── Material provided
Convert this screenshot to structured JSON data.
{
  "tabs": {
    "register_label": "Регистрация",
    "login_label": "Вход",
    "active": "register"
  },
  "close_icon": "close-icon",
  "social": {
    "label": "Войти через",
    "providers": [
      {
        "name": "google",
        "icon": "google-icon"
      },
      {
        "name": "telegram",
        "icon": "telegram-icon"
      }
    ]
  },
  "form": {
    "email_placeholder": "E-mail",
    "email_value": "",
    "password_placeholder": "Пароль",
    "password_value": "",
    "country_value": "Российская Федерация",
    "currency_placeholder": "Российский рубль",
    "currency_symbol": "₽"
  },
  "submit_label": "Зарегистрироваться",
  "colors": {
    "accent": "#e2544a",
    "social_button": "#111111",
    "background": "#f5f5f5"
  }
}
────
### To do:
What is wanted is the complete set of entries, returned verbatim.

### Answer box:
Convert this screenshot to structured JSON data.
{
  "tabs": {
    "register_label": "Регистрация",
    "login_label": "Вход",
    "active": "register"
  },
  "close_icon": "close-icon",
  "social": {
    "label": "Войти через",
    "providers": [
      {
        "name": "google",
        "icon": "google-icon"
      },
      {
        "name": "telegram",
        "icon": "telegram-icon"
      }
    ]
  },
  "form": {
    "email_placeholder": "E-mail",
    "email_value": "",
    "password_placeholder": "Пароль",
    "password_value": "",
    "country_value": "Российская Федерация",
    "currency_placeholder": "Российский рубль",
    "currency_symbol": "₽"
  },
  "submit_label": "Зарегистрироваться",
  "colors": {
    "accent": "#e2544a",
    "social_button": "#111111",
    "background": "#f5f5f5"
  }
}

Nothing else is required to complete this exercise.